As a child growing up in the Minneapolis suburbs, I learned about the North Woods from my father. Born into a poor family in a small Nebraska town, my Dad’s ticket to the big world came from the Navy ROTC. When the Korean War ended he came to Minnesota to enroll in graduate school. A child of the prairie, my father’s first experience with Minnesota’s north country came when a University buddy invited him on a canoe trip. They drove up to Ely, down the Fernberg Trail to Lake One and on into Lake Insula. The experience changed him forever. Soon he had bought us a canoe and trips to the BWCA became a beloved family ritual. Around the campfire at night my Dad would read to us aloud from Sigurd Olson’s Singing Wilderness and Listening Point.
Some years later he and my Mom bought 80 acres of woods and a modest “deer shack” in Cass County. Long a devoted birder and fisherman, my Dad now also became a tree lover. He got a forest management plan for his land. Every winter he’d order seedlings. We’d plant them in the spring and bud cap them in the fall to protect them from the deer. Now his second growth forest of balsam and poplar is intermixed with young pine stands, the kind of trees that grew there before the “Big Cut.” My Dad will turn 80 this year, but he’s still planting trees. It’s his gift to the future.

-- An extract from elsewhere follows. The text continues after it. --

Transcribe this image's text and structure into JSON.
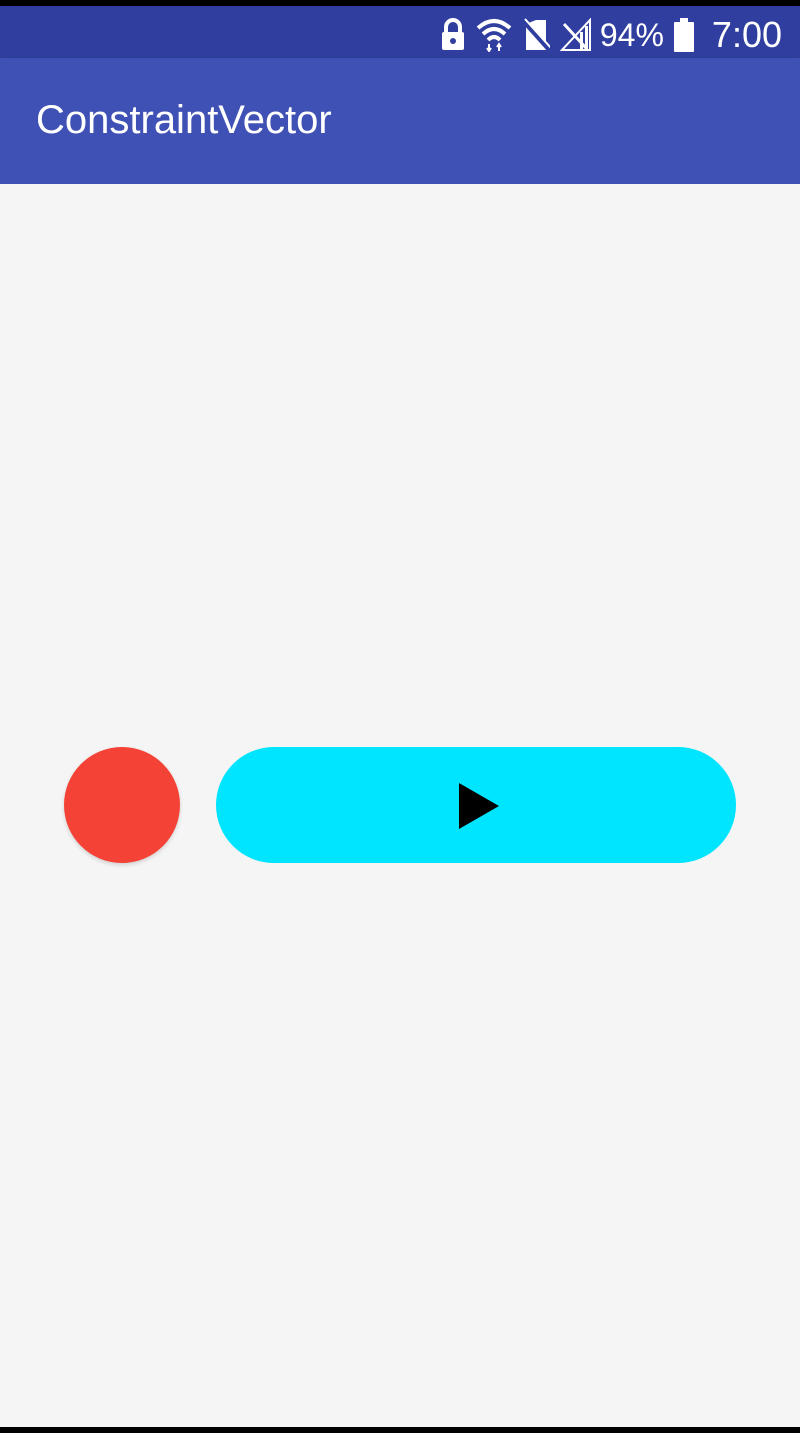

The good news for Minnesotans and especially for future Minnesotans is that there are a lot of people like my Dad taking care of their woods. Minnesota’s Department of Natural Resources’ Forest Stewardship Program has written management plans for over 10,000 family forest landowners, affecting 1.5 million acres. The Program is now in the process of updating its five-year plan, due to be unveiled in July. The plan provides technical advice and long range planning guidance to forestland owners, including new information about emerging opportunities for family forest stewardship in the state. It endorses a goal set by Blandin Foundation’s Vital Forests/Vital Communities Initiative to bring an additional million acres of family forest lands under stewardship by 2015. The plan revision process is being facilitated by Dovetail Partners with support from Blandin Foundation.
There will be opportunities for stakeholder review before the plan is finalized. Those with questions about the project can contact Andrew Arends, Cooperative Forest Management supervisor for the DNR Division of Forestry at 651/259-5261.